As VPR’s Amy Noyes reports, the project comes as the century-old Morristown Centennial Library readies for its next 100 years.
(Noyes) Of the nearly 1,700 public libraries that Andrew Carnegie paid to build at the turn of the last century, only four were in Vermont. Of them, the Morristown Centennial Library is the only one that still looks much the same as when it was built.
But now, after more than 20 years of planning, the Morristown library is about to get bigger.
(Sargent) We’re underway.
(Douglas) You bet!
(Noyes) Governor Jim Douglas helped Library Trustee Chair Sue Sargent break ground on the project. When completed, the new library will more than double in size.
Librarian Mary West is looking forward to the change.
(West) Well it feels wonderful to think that, finally, we are making progress on this and are going to be able to relieve our cramped conditions and provide more services for the community.
(Noyes) Library use is on the rise in communities across Vermont. In these tough economic times, Vermonters are borrowing more books and taking advantage of free library computers and internet access. Carnegie seems to have predicted this trend. He called libraries "the never failing spring in the desert."
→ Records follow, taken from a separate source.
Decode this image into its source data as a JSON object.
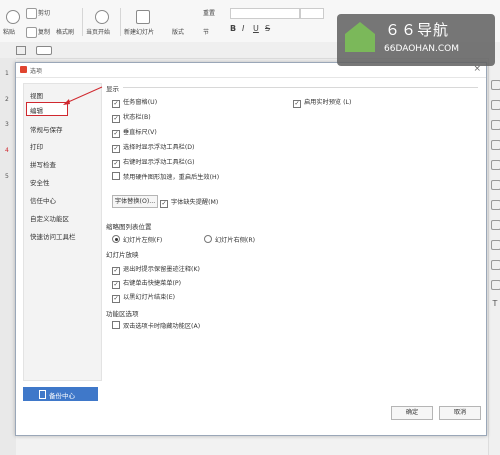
{
  "ribbon": {
    "paste": "粘贴",
    "cut": "剪切",
    "copy": "复制",
    "format_painter": "格式刷",
    "from_current": "当页开始",
    "new_slide": "新建幻灯片",
    "layout": "版式",
    "section": "节",
    "reset": "重置",
    "font_style_buttons": [
      "B",
      "I",
      "U",
      "S"
    ]
  },
  "watermark": {
    "brand": "６６导航",
    "domain": "66DAOHAN.COM"
  },
  "slide_numbers": [
    "1",
    "2",
    "3",
    "4",
    "5"
  ],
  "dialog": {
    "title": "选项",
    "close": "×",
    "nav": [
      "视图",
      "编辑",
      "常规与保存",
      "打印",
      "拼写检查",
      "安全性",
      "信任中心",
      "自定义功能区",
      "快速访问工具栏"
    ],
    "backup_button": "备份中心",
    "sections": {
      "display": {
        "title": "显示",
        "options": [
          {
            "label": "任务窗格(U)",
            "checked": true
          },
          {
            "label": "状态栏(B)",
            "checked": true
          },
          {
            "label": "垂直标尺(V)",
            "checked": true
          },
          {
            "label": "选择时显示浮动工具栏(D)",
            "checked": true
          },
          {
            "label": "右键时显示浮动工具栏(G)",
            "checked": true
          },
          {
            "label": "禁用硬件图形加速，重启后生效(H)",
            "checked": false
          }
        ],
        "right_option": {
          "label": "启用实时预览 (L)",
          "checked": true
        },
        "font_replace_button": "字体替换(O)...",
        "font_missing_option": {
          "label": "字体缺失提醒(M)",
          "checked": true
        }
      },
      "thumbnail": {
        "title": "缩略图列表位置",
        "left": "幻灯片左侧(F)",
        "right": "幻灯片右侧(R)",
        "selected": "left"
      },
      "slideshow": {
        "title": "幻灯片放映",
        "options": [
          {
            "label": "退出时提示保留墨迹注释(K)",
            "checked": true
          },
          {
            "label": "右键单击快捷菜单(P)",
            "checked": true
          },
          {
            "label": "以黑幻灯片结束(E)",
            "checked": true
          }
        ]
      },
      "ribbon_opts": {
        "title": "功能区选项",
        "options": [
          {
            "label": "双击选项卡时隐藏功能区(A)",
            "checked": false
          }
        ]
      }
    },
    "ok": "确定",
    "cancel": "取消"
  },
  "right_panel_icons": [
    "cursor-icon",
    "shape-icon",
    "animation-icon",
    "transition-icon",
    "table-icon",
    "timer-icon",
    "settings-icon",
    "sound-icon",
    "link-icon",
    "text-icon"
  ],
  "text_tool": "T",
  "colors": {
    "accent": "#3f78c9",
    "highlight": "#d0282f",
    "wps": "#e0442f"
  }
}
House Speaker Shap Smith, who lives in Morristown, said the library continues to fulfill Carnegie’s vision for his family and others.
(Smith) The importance of the library, from my perspective, is illustrated by the kids that go to the library, and have a place where they can drink in the world of knowledge and appreciate just how wonderful the world is. And they see it through the library – that’s sort of the access to the world – and I know that my kids love going to the library.
(Noyes) But over the years, many of the libraries that Carnegie’s philanthropy built have grown cramped. In Vermont, Burlington’s Fletcher Free Library, the Fair Haven Free Library and the Rockingham Public Library have all been expanded. Even Norwich University’s Chaplin Hall – the only academic library Carnegie funded in Vermont – has undergone a major renovation.
The Morristown library will retain the traditional look of a Carnegie building. The façade of red brick with a portico and classic Greek columns will remain. The expansion will extend off the back, leaving the streetscape largely unchanged.
On the inside, the library will have a new children’s section, a community meeting room, and more space for computer users. And even though it will look different, librarian Mary West says the building will still fill the original purpose that Andrew Carnegie had in mind with his building campaign a century ago.
(West) Our intent is to just build a better library, with lots of wonderful services, and to support the community in every way we can.
(Noyes) Morristown residents can only hope this project will see them through another hundred years.
For VPR News, I’m Amy Noyes.